Page: 27544


Mrs ELSON (2:06 PM) —My question is addressed to the Minister for Health and Ageing. Would the minister update the House on how the government's Tough on Drugs Strategy is helping to reduce the scourge of drug addiction? Is the minister aware of any alternative policies?


Mr ABBOTT (Minister for Health and Ageing) —I thank the member for Forde for her question. I know how committed she is to the government's Tough on Drugs policy. It certainly is not easy to win the war on drugs, but win it we must, because there is no safe way to inject illicit drugs; there is no safe way to manage a heroin habit. I am pleased to say that the government's Tough on Drugs policy seems to be working. We have had a 23 per cent reduction in the number of people using illicit drugs since 1998; we have had a 60 per cent reduction in the number of heroin users; and, most importantly, deaths from drug overdoses have fallen from over 1,100 to under 400—thanks, at least in part, to the government's Tough on Drugs policy.


Mr Melham —Oh, rubbish!


Mr ABBOTT —Unfortunately, as the interjection indicates, not everyone supports those policies. The Leader of the Opposition, for instance, said just last month, `Labor has said consistently that we will support trials'—that is, injecting room trials and heroin trials. Then the member for Grayndler, a frontbench member of the opposition, said:

... it is not the heroin per se that causes all these problems, it is often the criminalisation of the supply and use of heroin

So the member for Grayndler is not even sure that heroin should be illegal. The member for Gellibrand, the shadow Attorney-General, said:

We cannot simply say that our preference is for there to be zero drug use.

What is her preference? How much drug use is acceptable to the member for Gellibrand? I just say to members opposite that they should heed the advice of an extremely distinguished expert on fighting drug addiction—none other than the Commissioner of the Australian Federal Police, Mr Mick Keelty, who was described in this House in the MPI last Thursday as `a great Australian'. Let me quote Mick Keelty on heroin trials, on injecting rooms. He said:

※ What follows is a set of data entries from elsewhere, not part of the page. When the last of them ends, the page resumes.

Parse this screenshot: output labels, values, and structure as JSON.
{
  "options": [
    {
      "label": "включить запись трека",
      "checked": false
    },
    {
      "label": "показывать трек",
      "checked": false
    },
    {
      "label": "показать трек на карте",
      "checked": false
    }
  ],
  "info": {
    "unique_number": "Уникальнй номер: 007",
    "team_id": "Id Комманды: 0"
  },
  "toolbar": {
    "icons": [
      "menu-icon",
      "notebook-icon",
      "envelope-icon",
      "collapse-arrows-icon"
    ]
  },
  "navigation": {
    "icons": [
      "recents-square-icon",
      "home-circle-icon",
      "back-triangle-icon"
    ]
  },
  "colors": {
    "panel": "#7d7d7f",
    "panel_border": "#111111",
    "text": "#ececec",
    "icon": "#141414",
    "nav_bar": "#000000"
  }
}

All these options take us along a path of saying that using drugs like heroin is okay, and where do we stop with a trial? Do we extend this to other drugs, such as cocaine which is now injected in many of our cities?

... ... ...

By opening up heroin trials this simply feeds the addiction rather than dealing with the problem, so it treats the symptom and not the cause.

He went on to say:

Both heroin trials and injecting clinics reinforce an ambiguity about the situation that shouldn't be there. How can we produce a drug-free generation and at the same time sanction the use of illicit drugs for a portion of the community?

On this matter, Mick Keelty is absolutely right. Many members of the opposition do need to rethink their position, and I respectfully call on the Leader of the Opposition to have another think about this and to move his party to a position where it is no longer soft on drug abuse.